In a retail lease, the three typical types of rent are base rent, additional rent, and percentage rent. Percentage rent is rent based on a percentage of the gross sales that tenant earns while operating its business at the site. Percentage rent may sound straightforward, but there are several things to consider in order to fully understand it.
Purpose of Percentage Rent
A retail landlord is spending time and money to make the shopping center as attractive as possible for customers. The goal of this effort is to maximize store sales for the tenants. In return, retail landlords desire to be compensated for the effort and will look to percentage rent as the way to receive a share of the store profits.
Percentage rent is calculated by multiplying an agreed-upon percentage by a store’s gross sales that exceed a certain, pre-determined threshold. The agreed-upon percentage typically is 5-6% and is called the “percentage rent rate.” The pre-determined threshold typically is the “natural breakpoint.” This natural breakpoint will be the amount equal to the quotient obtained by dividing the annual base rent by the percentage rent rate. This is a technical section of the lease and should be reviewed carefully.
When it is used, landlords may be willing to lower the monthly base rent amount (the thinking being that what a landlord may lose in monthly rent, it likely will make up based on store sales). If a company is nervous about opening in a new geographic area or in a new location, it may be worthwhile to consider thinking through the base rent-percentage rent structure. If a tenant secures a lower month rent because of percentage rent and the store’s sales then do not exceed the percentage rent breakpoint, this may be a cost-effective rental strategy for a tenant.
In drafting percentage rent provisions, it is important for the parties to consider the types of sales that will be included in the calculation of gross sales and the timing for the payment of the percentage rent. A few things can be considered:
- Exclusion from “Gross Sales”: Just as specific items can be excluded from common area maintenance costs, specific items also can be excluded from gross sales.
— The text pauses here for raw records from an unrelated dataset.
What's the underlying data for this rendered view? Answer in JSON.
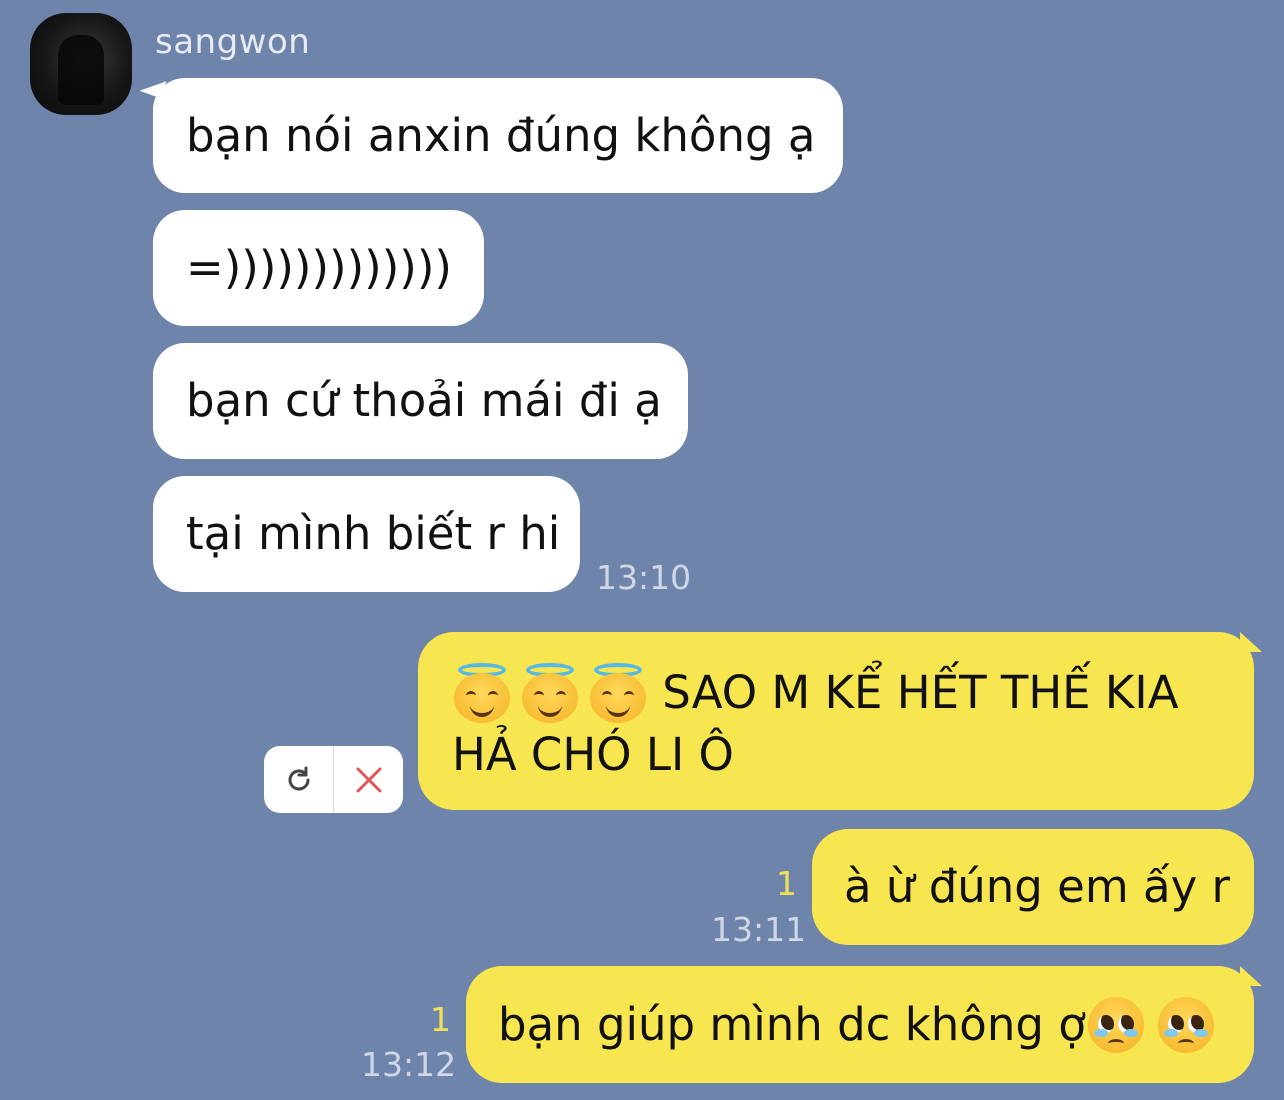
{
  "sender": {
    "name": "sangwon"
  },
  "incoming": [
    {
      "text": "bạn nói anxin đúng không ạ"
    },
    {
      "text": "=)))))))))))))"
    },
    {
      "text": "bạn cứ thoải mái đi ạ"
    },
    {
      "text": "tại mình biết r hi"
    }
  ],
  "incoming_time": "13:10",
  "outgoing": [
    {
      "emojis": [
        "smiling-face-with-halo",
        "smiling-face-with-halo",
        "smiling-face-with-halo"
      ],
      "line1": " SAO M KỂ HẾT THẾ KIA",
      "line2": "HẢ CHÓ LI Ô",
      "status": "failed"
    },
    {
      "text": "à ừ đúng em ấy r",
      "unread": "1",
      "time": "13:11"
    },
    {
      "text": "bạn giúp mình dc không ợ",
      "emojis": [
        "pleading-face",
        "pleading-face"
      ],
      "unread": "1",
      "time": "13:12"
    }
  ],
  "colors": {
    "background": "#6f84aa",
    "incoming_bubble": "#ffffff",
    "outgoing_bubble": "#f8e650",
    "unread": "#f3e05a",
    "delete_x": "#e05555"
  }
}
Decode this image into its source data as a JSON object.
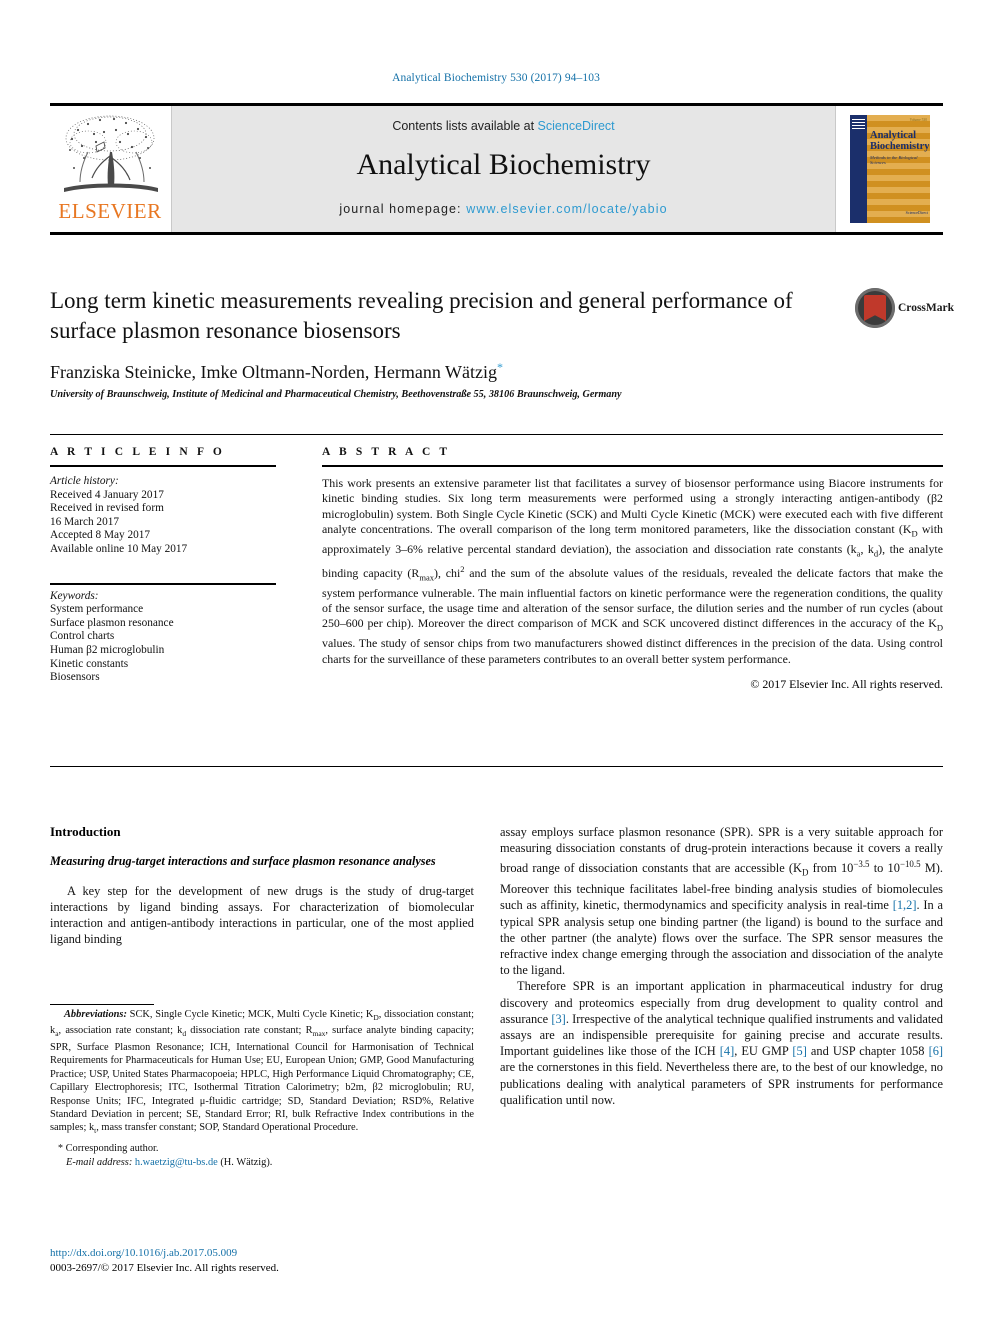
{
  "running_head": "Analytical Biochemistry 530 (2017) 94–103",
  "masthead": {
    "contents_prefix": "Contents lists available at ",
    "sciencedirect": "ScienceDirect",
    "journal_name": "Analytical Biochemistry",
    "homepage_prefix": "journal homepage: ",
    "homepage_url": "www.elsevier.com/locate/yabio",
    "publisher": "ELSEVIER",
    "cover": {
      "title_line1": "Analytical",
      "title_line2": "Biochemistry",
      "subtitle": "Methods in the Biological Sciences",
      "footer": "ScienceDirect",
      "topright": "Volume 530"
    },
    "accent_blue": "#2e9ad0",
    "elsevier_orange": "#e87722"
  },
  "title_block": {
    "title": "Long term kinetic measurements revealing precision and general performance of surface plasmon resonance biosensors",
    "authors": "Franziska Steinicke, Imke Oltmann-Norden, Hermann Wätzig",
    "corresponding_marker": "*",
    "affiliation": "University of Braunschweig, Institute of Medicinal and Pharmaceutical Chemistry, Beethovenstraße 55, 38106 Braunschweig, Germany",
    "crossmark_label": "CrossMark"
  },
  "article_info": {
    "heading": "A R T I C L E   I N F O",
    "history_label": "Article history:",
    "history": [
      "Received 4 January 2017",
      "Received in revised form",
      "16 March 2017",
      "Accepted 8 May 2017",
      "Available online 10 May 2017"
    ],
    "keywords_label": "Keywords:",
    "keywords": [
      "System performance",
      "Surface plasmon resonance",
      "Control charts",
      "Human β2 microglobulin",
      "Kinetic constants",
      "Biosensors"
    ]
  },
  "abstract": {
    "heading": "A B S T R A C T",
    "part1": "This work presents an extensive parameter list that facilitates a survey of biosensor performance using Biacore instruments for kinetic binding studies. Six long term measurements were performed using a strongly interacting antigen-antibody (β2 microglobulin) system. Both Single Cycle Kinetic (SCK) and Multi Cycle Kinetic (MCK) were executed each with five different analyte concentrations. The overall comparison of the long term monitored parameters, like the dissociation constant (K",
    "sub1": "D",
    "part2": " with approximately 3–6% relative percental standard deviation), the association and dissociation rate constants (k",
    "sub2": "a",
    "part3": ", k",
    "sub3": "d",
    "part4": "), the analyte binding capacity (R",
    "sub4": "max",
    "part5": "), chi",
    "sup5": "2",
    "part6": " and the sum of the absolute values of the residuals, revealed the delicate factors that make the system performance vulnerable. The main influential factors on kinetic performance were the regeneration conditions, the quality of the sensor surface, the usage time and alteration of the sensor surface, the dilution series and the number of run cycles (about 250–600 per chip). Moreover the direct comparison of MCK and SCK uncovered distinct differences in the accuracy of the K",
    "sub6": "D",
    "part7": " values. The study of sensor chips from two manufacturers showed distinct differences in the precision of the data. Using control charts for the surveillance of these parameters contributes to an overall better system performance.",
    "copyright": "© 2017 Elsevier Inc. All rights reserved."
  },
  "body": {
    "intro_heading": "Introduction",
    "intro_subheading": "Measuring drug-target interactions and surface plasmon resonance analyses",
    "left_para1": "A key step for the development of new drugs is the study of drug-target interactions by ligand binding assays. For characterization of biomolecular interaction and antigen-antibody interactions in particular, one of the most applied ligand binding",
    "right_para1_a": "assay employs surface plasmon resonance (SPR). SPR is a very suitable approach for measuring dissociation constants of drug-protein interactions because it covers a really broad range of dissociation constants that are accessible (K",
    "right_para1_sub": "D",
    "right_para1_b": " from 10",
    "right_para1_sup1": "−3.5",
    "right_para1_c": " to 10",
    "right_para1_sup2": "−10.5",
    "right_para1_d": " M). Moreover this technique facilitates label-free binding analysis studies of biomolecules such as affinity, kinetic, thermodynamics and specificity analysis in real-time ",
    "ref_12": "[1,2]",
    "right_para1_e": ". In a typical SPR analysis setup one binding partner (the ligand) is bound to the surface and the other partner (the analyte) flows over the surface. The SPR sensor measures the refractive index change emerging through the association and dissociation of the analyte to the ligand.",
    "right_para2_a": "Therefore SPR is an important application in pharmaceutical industry for drug discovery and proteomics especially from drug development to quality control and assurance ",
    "ref_3": "[3]",
    "right_para2_b": ". Irrespective of the analytical technique qualified instruments and validated assays are an indispensible prerequisite for gaining precise and accurate results. Important guidelines like those of the ICH ",
    "ref_4": "[4]",
    "right_para2_c": ", EU GMP ",
    "ref_5": "[5]",
    "right_para2_d": " and USP chapter 1058 ",
    "ref_6": "[6]",
    "right_para2_e": " are the cornerstones in this field. Nevertheless there are, to the best of our knowledge, no publications dealing with analytical parameters of SPR instruments for performance qualification until now."
  },
  "footnotes": {
    "abbreviations_label": "Abbreviations:",
    "abbreviations_a": " SCK, Single Cycle Kinetic; MCK, Multi Cycle Kinetic; K",
    "abbr_sub1": "D",
    "abbreviations_b": ", dissociation constant; k",
    "abbr_sub2": "a",
    "abbreviations_c": ", association rate constant; k",
    "abbr_sub3": "d",
    "abbreviations_d": " dissociation rate constant; R",
    "abbr_sub4": "max",
    "abbreviations_e": ", surface analyte binding capacity; SPR, Surface Plasmon Resonance; ICH, International Council for Harmonisation of Technical Requirements for Pharmaceuticals for Human Use; EU, European Union; GMP, Good Manufacturing Practice; USP, United States Pharmacopoeia; HPLC, High Performance Liquid Chromatography; CE, Capillary Electrophoresis; ITC, Isothermal Titration Calorimetry; b2m, β2 microglobulin; RU, Response Units; IFC, Integrated μ-fluidic cartridge; SD, Standard Deviation; RSD%, Relative Standard Deviation in percent; SE, Standard Error; RI, bulk Refractive Index contributions in the samples; k",
    "abbr_sub5": "t",
    "abbreviations_f": ", mass transfer constant; SOP, Standard Operational Procedure.",
    "corresponding_star": "*",
    "corresponding_text": " Corresponding author.",
    "email_label": "E-mail address:",
    "email_address": "h.waetzig@tu-bs.de",
    "email_suffix": " (H. Wätzig)."
  },
  "bottom_meta": {
    "doi": "http://dx.doi.org/10.1016/j.ab.2017.05.009",
    "issn_line": "0003-2697/© 2017 Elsevier Inc. All rights reserved."
  }
}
By excluding these items, the amount of gross sales will be reduced, as well as the amount of percentage rent that is calculated on these sales.
- Calculating and Reporting: In an ideal percentage rent provision, the percentage rent is calculated and paid annually. If this is not possible, the lease then should state that the percentage rent is calculated annually and paid beginning in the month in which the natural breakpoint is met.
- Unfair Proration: Some landlords will want the tenant to pay on a prorated basis for a partial year. This can be acceptable, but keep in mind that if a tenant opens its store just before the Thanksgiving and Christmas holidays, the gross sales could be unusually high during that period. This would unfairly trigger percentage rent and should be avoided or addressed.
- Fiscal Months: A diligent tenant also may require that the gross sales reporting be done on a fiscal month basis, not a calendar month basis. Weekends typically have a higher sales volume than weekdays. Some calendar months have four weekends, and some have five. To address this inconsistent between months, the fiscal month calendar alternates between four week months and five week months. This fiscal month reporting will more accurately reflect the amount of gross sales during any given period of the year.
To maximize the potential percentage rent payable to the landlord, a landlord might require the tenant to do a few things: continuously operate in the premises, not open another location in close proximity to the shopping center, and permit the landlord to audit the gross sales. Also, retail landlords may require gross sales reporting even if no percentage rent is required. The purpose of this is to keep close watch on the tenant’s financial health and to anticipate finance-related problems.
This obviously can be a very complicated provision in the lease, and an appropriate attorney can be consulted for guidance.
For more, please visit Tenant Leasing 101 on Amazon here.